- _EXERCISE_: The job is to find each line of the records below that includes the word "legend" and copy it.

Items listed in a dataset

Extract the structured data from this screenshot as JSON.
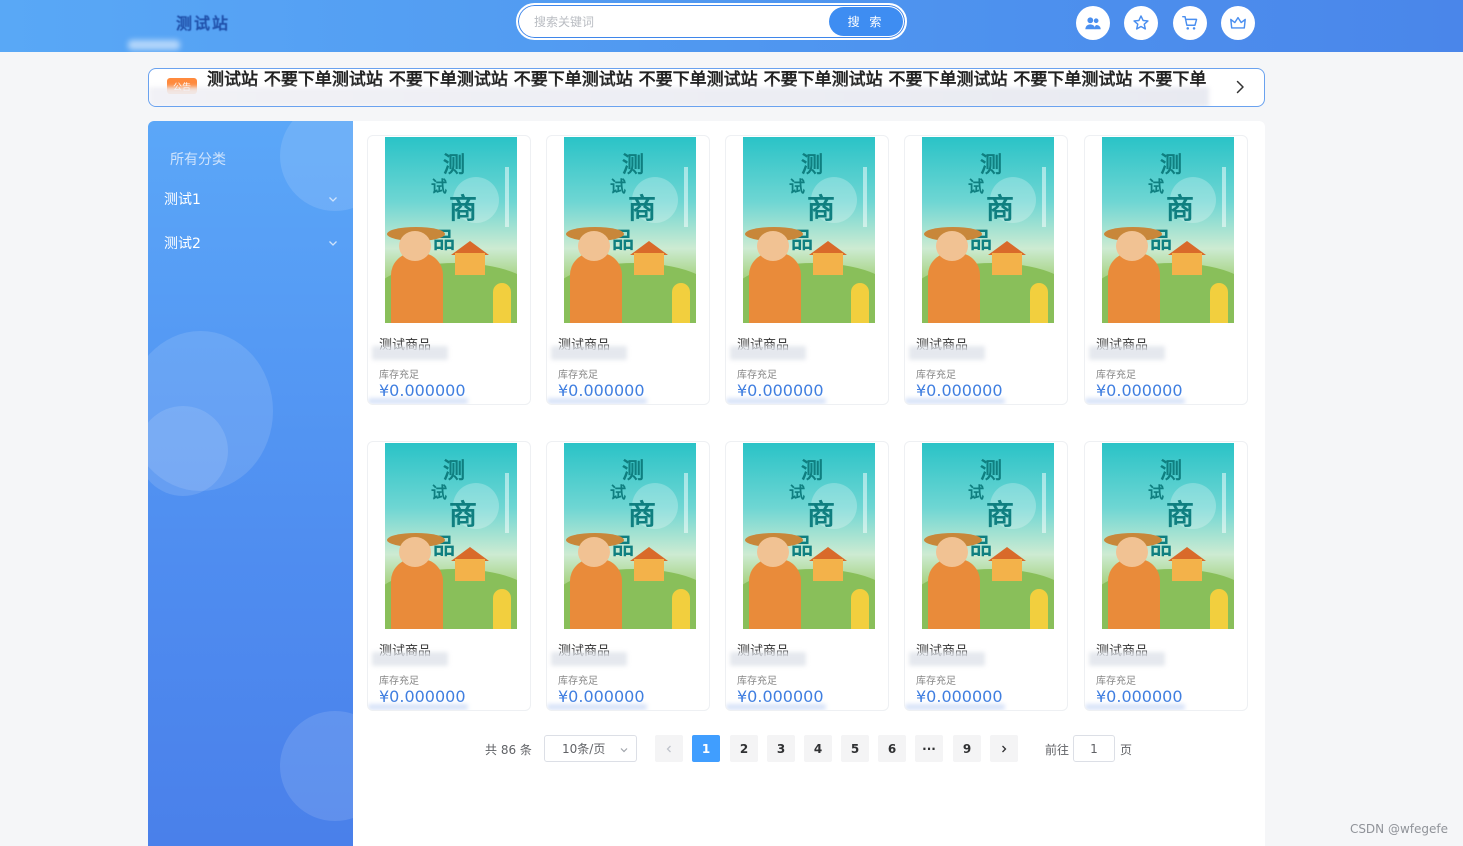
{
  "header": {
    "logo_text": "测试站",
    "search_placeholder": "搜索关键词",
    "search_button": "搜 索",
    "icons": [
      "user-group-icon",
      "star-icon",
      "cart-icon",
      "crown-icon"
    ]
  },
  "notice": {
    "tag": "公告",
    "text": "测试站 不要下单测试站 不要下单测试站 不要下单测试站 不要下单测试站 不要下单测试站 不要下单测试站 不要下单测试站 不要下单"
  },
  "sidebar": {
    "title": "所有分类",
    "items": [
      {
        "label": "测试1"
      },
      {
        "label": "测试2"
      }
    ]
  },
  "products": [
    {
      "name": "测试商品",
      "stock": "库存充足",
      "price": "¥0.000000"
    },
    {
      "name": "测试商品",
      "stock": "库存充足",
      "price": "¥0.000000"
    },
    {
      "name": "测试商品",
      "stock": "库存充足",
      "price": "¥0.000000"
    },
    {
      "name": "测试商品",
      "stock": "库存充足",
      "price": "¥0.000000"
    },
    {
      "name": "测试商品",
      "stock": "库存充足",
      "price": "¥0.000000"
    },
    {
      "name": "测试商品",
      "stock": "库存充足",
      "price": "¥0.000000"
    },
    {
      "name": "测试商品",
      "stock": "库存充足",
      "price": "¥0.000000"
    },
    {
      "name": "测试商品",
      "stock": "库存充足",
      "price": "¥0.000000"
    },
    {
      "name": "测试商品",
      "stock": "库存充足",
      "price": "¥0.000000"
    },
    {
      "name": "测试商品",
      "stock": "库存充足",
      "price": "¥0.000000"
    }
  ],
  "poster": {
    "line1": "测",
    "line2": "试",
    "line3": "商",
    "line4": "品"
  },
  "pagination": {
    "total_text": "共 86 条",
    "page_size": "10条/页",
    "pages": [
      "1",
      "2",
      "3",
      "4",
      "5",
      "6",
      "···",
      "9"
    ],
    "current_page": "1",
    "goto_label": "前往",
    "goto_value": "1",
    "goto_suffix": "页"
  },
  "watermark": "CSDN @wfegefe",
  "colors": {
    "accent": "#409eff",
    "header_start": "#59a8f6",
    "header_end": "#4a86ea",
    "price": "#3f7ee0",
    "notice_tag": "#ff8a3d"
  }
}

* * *

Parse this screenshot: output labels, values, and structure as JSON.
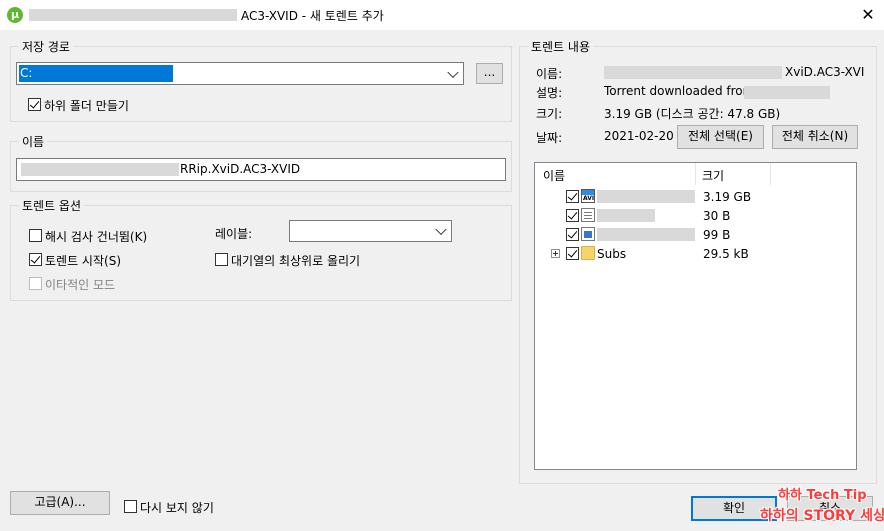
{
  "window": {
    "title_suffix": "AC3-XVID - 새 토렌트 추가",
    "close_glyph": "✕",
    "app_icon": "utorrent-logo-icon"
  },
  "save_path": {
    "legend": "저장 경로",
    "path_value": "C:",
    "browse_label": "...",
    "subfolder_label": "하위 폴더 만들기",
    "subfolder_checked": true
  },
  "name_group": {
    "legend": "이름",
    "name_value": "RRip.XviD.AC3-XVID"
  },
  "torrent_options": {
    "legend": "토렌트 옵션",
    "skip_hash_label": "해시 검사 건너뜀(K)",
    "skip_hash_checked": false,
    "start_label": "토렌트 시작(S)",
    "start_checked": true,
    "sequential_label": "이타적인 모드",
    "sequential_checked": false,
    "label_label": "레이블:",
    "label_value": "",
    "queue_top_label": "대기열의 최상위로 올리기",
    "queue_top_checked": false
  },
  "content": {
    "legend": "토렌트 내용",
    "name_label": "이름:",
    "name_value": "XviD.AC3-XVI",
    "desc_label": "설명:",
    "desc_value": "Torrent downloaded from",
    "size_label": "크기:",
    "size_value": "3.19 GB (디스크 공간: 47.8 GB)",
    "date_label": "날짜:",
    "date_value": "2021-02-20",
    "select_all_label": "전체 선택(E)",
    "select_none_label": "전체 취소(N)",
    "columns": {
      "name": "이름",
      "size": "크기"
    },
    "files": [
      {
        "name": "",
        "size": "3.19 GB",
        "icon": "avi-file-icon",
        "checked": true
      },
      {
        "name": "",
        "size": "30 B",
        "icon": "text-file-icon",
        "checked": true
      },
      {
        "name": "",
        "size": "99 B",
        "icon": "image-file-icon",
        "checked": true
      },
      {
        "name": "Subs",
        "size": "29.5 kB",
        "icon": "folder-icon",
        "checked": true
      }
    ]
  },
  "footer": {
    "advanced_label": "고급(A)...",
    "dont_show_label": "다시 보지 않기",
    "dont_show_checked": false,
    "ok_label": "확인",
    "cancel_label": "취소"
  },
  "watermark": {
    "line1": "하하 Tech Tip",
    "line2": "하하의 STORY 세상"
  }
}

- _SOLUTION FOR THIS PROBLEM_:
    "legend": "저장 경로",
    "legend": "이름",
    "legend": "토렌트 옵션",
    "legend": "토렌트 내용",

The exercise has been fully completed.